### EXERCISE MATERIAL
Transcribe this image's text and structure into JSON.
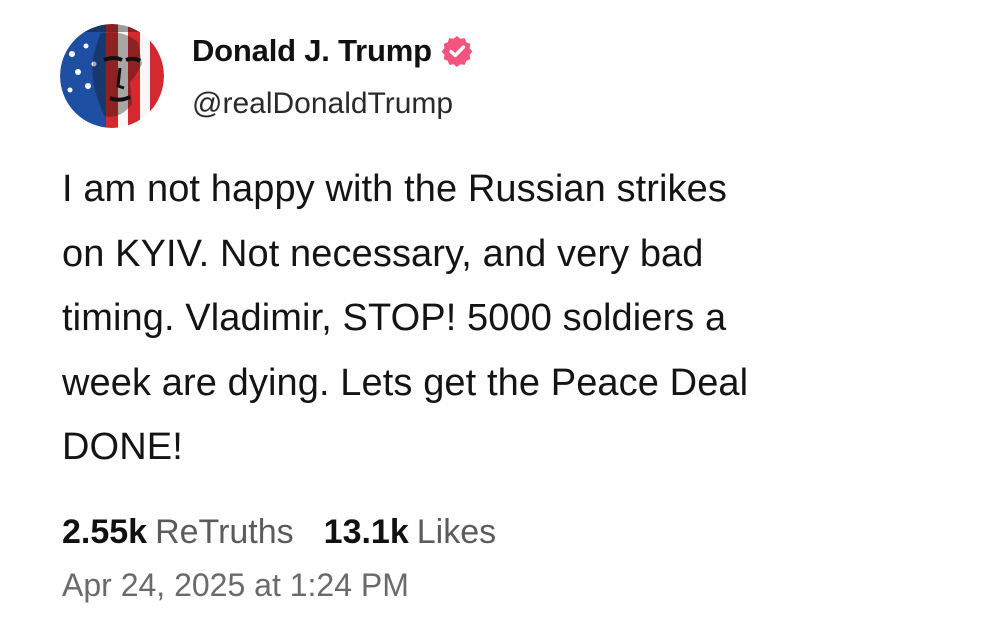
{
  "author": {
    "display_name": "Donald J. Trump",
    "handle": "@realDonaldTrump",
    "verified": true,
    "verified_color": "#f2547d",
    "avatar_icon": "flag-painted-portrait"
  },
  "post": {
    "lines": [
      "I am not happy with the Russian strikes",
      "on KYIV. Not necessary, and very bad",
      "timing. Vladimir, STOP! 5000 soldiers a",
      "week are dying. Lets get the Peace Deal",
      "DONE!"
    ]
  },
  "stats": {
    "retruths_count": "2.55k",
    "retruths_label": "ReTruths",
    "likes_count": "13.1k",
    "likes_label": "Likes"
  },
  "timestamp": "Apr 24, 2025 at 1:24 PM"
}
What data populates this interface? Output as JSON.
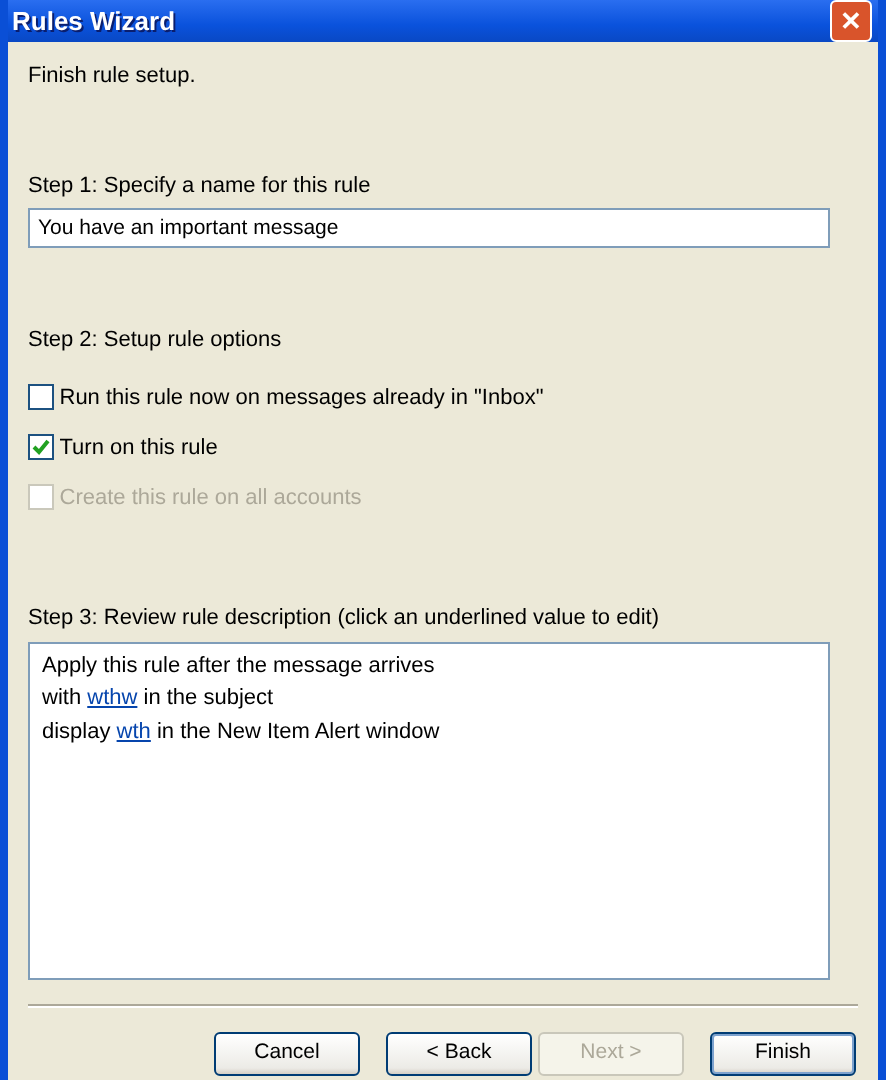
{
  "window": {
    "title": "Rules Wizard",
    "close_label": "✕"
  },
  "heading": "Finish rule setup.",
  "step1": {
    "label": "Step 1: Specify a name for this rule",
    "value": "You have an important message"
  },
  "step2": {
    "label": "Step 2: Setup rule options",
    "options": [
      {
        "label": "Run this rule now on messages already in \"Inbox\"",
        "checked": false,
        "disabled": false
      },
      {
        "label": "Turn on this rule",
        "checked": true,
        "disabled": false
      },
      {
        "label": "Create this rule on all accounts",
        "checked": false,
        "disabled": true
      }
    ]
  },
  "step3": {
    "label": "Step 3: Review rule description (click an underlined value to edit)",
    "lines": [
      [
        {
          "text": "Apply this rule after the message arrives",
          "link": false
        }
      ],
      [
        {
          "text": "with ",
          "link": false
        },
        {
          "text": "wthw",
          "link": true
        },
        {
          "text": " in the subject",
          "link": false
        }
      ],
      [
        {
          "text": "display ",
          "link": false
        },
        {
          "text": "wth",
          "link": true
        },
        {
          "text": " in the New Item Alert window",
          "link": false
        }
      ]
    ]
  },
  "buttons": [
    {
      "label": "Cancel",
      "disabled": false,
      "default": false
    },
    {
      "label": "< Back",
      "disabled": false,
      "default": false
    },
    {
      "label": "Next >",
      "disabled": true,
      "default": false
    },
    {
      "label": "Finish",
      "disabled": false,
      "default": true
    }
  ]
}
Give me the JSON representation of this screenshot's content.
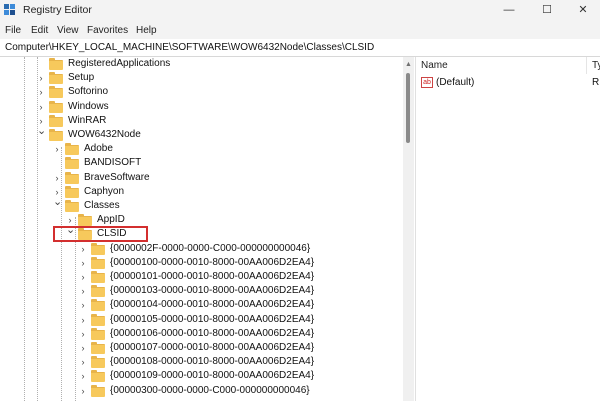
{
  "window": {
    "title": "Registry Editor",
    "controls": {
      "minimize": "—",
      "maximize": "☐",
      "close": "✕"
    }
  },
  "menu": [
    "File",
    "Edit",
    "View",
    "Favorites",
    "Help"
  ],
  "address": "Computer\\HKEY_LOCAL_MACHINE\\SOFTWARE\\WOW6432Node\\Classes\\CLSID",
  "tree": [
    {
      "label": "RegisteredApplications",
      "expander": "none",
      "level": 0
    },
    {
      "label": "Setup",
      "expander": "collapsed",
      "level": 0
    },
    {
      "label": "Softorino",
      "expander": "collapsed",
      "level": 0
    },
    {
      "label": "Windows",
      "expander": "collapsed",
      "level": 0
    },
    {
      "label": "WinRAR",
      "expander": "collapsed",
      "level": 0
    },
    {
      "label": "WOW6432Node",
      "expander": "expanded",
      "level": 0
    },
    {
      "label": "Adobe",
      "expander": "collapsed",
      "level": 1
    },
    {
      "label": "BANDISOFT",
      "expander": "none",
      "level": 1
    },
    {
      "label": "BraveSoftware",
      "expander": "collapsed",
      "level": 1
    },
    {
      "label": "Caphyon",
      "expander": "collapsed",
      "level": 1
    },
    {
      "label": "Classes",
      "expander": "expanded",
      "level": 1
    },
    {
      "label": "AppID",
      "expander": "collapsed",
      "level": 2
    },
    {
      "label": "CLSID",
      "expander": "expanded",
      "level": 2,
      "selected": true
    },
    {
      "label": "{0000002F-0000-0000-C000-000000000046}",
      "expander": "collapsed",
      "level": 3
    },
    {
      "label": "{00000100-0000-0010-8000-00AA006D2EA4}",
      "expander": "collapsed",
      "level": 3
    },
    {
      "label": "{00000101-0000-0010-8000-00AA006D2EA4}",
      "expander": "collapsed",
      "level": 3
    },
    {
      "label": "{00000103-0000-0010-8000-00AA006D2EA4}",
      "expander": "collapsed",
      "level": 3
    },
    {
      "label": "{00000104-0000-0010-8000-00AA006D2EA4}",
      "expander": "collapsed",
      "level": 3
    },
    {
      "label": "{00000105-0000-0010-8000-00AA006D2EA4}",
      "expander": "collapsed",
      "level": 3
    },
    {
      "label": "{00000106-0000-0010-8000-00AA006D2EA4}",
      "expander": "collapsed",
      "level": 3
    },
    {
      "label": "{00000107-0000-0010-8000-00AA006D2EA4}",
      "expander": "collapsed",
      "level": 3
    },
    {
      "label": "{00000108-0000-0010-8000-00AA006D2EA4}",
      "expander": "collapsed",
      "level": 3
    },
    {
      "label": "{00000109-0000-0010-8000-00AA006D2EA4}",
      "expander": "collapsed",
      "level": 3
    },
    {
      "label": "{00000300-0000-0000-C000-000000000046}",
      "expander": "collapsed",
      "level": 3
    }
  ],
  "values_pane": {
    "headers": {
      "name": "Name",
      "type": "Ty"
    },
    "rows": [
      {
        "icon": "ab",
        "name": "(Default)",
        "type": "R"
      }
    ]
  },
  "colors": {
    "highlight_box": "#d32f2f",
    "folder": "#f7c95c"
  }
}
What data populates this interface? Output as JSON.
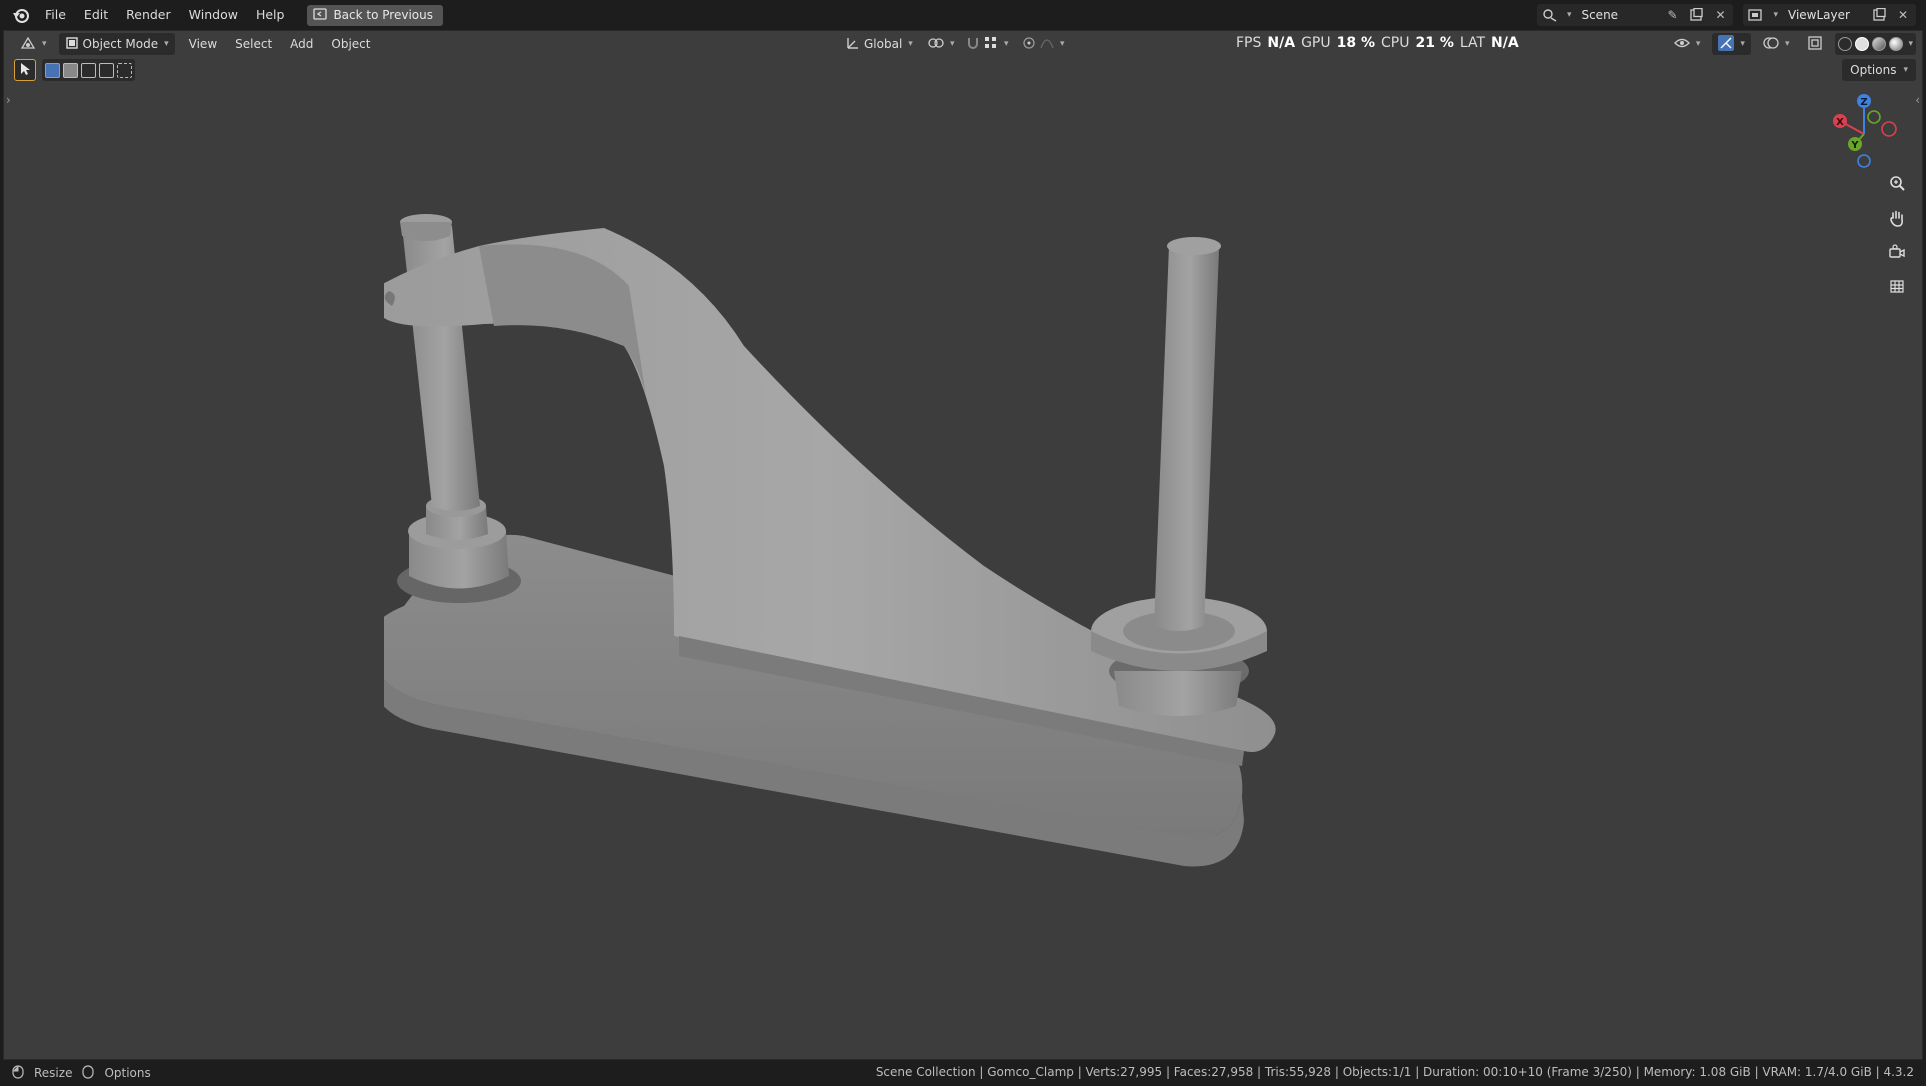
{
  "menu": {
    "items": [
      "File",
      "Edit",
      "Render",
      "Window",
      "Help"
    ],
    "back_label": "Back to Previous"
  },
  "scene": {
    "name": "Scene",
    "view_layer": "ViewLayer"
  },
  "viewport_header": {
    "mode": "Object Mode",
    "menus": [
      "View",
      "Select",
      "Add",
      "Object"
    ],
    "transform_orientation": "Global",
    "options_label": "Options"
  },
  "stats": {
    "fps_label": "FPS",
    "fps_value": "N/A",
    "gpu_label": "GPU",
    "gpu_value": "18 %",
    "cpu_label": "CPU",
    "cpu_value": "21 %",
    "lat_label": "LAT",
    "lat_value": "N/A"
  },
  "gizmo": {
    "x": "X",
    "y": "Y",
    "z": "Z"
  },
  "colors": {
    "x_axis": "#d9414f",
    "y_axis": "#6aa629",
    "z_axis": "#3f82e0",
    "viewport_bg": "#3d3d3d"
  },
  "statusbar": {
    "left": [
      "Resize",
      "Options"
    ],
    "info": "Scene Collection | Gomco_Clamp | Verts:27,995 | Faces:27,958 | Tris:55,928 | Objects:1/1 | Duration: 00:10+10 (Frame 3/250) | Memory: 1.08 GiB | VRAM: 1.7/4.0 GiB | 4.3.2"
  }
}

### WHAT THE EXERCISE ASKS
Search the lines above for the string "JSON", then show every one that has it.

### FINISHED EXERCISE
Transcribe this image's text and structure into JSON.
What data populates this interface? Output as JSON.
Give me the JSON representation of this screenshot's content.
What data populates this interface? Output as JSON.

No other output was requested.